Honey does have a problem that many beekeepers realize. It can contain the spores of American foulbrood (AFB). Any jar of honey from a supermarket can contain those spores, ready to infect a healthy colony. (Fortunately we, as humans, do not get AFB.) A beekeeper must know the health of the colony supplying the honey. Otherwise that honey could be a quiet fatal dose of food.
Is there anything else that bees could be fed? Let’s take a trip to the supermarket, and even the internet. Wow! There is a huge selection of sweet stuff! There’s Karo® light and dark corn syrup, molasses, agave syrup, sweet potato syrup, maple syrup, pancake syrups, fruit syrups. Then we see the selection of sugars: brown sugar, light brown sugar, demarara sugar, organic sugar or organic evaporated cane juice (might look a bit brownish), turbinado, palm sugar, powdered sugar (contains 3% cornstarch to prevent caking). And then we see the artificial sweeteners like Stevia and Aspartane.
Are any of those usable for bee feed?
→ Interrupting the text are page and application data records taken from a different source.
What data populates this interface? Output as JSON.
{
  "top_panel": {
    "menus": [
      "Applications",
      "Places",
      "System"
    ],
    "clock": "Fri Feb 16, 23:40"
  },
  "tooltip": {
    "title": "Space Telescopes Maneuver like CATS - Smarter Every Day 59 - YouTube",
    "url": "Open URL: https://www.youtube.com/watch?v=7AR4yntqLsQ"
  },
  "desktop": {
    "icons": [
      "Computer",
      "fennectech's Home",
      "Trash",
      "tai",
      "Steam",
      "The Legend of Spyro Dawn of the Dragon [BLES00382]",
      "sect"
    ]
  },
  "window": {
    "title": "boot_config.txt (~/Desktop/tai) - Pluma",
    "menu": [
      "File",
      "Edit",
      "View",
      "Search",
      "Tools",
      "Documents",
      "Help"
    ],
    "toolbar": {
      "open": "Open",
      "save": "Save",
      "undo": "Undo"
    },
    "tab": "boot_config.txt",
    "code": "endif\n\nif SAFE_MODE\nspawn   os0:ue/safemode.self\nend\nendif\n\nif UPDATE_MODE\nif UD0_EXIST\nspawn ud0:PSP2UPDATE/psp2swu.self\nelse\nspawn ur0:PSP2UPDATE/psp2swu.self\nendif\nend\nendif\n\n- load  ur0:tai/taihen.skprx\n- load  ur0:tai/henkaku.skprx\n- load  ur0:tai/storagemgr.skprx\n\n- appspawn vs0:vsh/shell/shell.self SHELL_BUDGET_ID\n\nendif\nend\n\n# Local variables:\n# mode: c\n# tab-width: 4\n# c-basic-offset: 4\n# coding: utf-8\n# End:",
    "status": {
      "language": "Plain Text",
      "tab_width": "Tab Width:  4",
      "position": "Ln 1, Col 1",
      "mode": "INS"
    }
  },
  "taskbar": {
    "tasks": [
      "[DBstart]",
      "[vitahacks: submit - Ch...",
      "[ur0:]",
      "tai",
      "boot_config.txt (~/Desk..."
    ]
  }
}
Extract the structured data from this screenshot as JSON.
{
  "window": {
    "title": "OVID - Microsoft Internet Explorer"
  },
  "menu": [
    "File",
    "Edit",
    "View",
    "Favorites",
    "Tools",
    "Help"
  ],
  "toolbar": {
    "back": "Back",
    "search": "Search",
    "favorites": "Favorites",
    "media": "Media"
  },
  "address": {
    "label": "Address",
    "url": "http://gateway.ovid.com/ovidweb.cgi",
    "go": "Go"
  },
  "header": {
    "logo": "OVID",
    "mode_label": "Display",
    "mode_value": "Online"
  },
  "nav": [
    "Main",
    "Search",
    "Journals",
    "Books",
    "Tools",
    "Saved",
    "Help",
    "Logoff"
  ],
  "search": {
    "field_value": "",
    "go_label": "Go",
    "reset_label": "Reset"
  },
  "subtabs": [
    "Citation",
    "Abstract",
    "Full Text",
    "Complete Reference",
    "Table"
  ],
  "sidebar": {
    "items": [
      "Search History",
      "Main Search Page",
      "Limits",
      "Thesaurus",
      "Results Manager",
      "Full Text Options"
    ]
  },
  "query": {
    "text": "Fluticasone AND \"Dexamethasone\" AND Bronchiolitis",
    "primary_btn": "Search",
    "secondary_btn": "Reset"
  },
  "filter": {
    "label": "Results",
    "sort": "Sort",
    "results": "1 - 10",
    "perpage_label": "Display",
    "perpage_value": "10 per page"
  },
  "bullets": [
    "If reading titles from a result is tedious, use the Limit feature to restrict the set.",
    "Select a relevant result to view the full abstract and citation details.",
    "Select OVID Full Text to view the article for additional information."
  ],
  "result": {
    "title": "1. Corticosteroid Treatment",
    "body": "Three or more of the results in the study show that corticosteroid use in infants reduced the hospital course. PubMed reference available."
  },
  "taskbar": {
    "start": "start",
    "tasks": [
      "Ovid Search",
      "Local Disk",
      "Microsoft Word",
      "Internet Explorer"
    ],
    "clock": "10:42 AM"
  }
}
NO! Positively not! The crystal sugars have molasses giving the sucrose a bit of color and flavor. Molasses is toxic to bees as are the artificial sweeteners. Although we can eat these sweeteners without problems, the bees cannot. The Karo® light corn syrup contains vanilla and salt making it unsuitable for bee food. Dark syrups can have molasses as well as other coloring and flavoring substances. The bee’s simple digestive system can process the sucrose from plant nectar. The very small amounts of color and flavor compounds in nectar are not in toxic quantities.
So what is the best carbohydrate to give our bees when they are short of incoming nectar or have insufficient stored honey?
SUCROSE. White granulated sugar, table sugar. It is actually the purest, cleanest food in your home! It is exactly one substance – sucrose. It is completely digested by the honey bee, leaving no residue in the gut. Therefore in cold climates when bees cannot take cleansing flights easily or often, there is no buildup of residues in the gut. Sucrose is stable; it does not decompose. Kept dry it will last for countless years.
As mentioned earlier our table sugar, sucrose, is obtained from sugar cane and from sugar beets. The sugar from each is identical – both are 99.95% sucrose. The 0.05% difference is from processing, from using different clarifying agents. However these are not toxic to bees or humans. They are perfectly safe, ordinary inorganic compounds.
I can hear someone yelling – WAIT A MINUTE! Sugar beets are GMO! That has nothing to do with the sucrose molecule. GMO affects proteins in a plant. Sucrose is not a protein. The sucrose molecule is not affected by any genetic rearrangement – it would not be sucrose if it were affected.
Sugar syrup, a liquid, is suitable except in the cold of Winter when the bees are clustered. They cannot remove the water from the syrup very well. There is one easy way to feed sucrose as a solid if mid-Winter feeding is necessary. This recipe is quick and easy, and makes use of the metabolic water from the bees to make the sucrose available.
10 pounds of white granulated sugar
8 ounces (one measuring cup) of water
Mix well – you now have ‘wet sugar.’
Make slabs on wax paper or plastic wrap to fit under the inner cover. Let them sit at room temperature overnight. In the morning they will be as hard as a brick. Peel off plastic wrap before putting on top bars.
A well-fed bee is a happy, hard-working bee. Understand your climate and keep an eye on your weather. Feed if necessary. Your bees will appreciate that attention.
Ann Harman lives, keeps her bees and writes for Bee Culture at her home in Flint Hill, Virginia.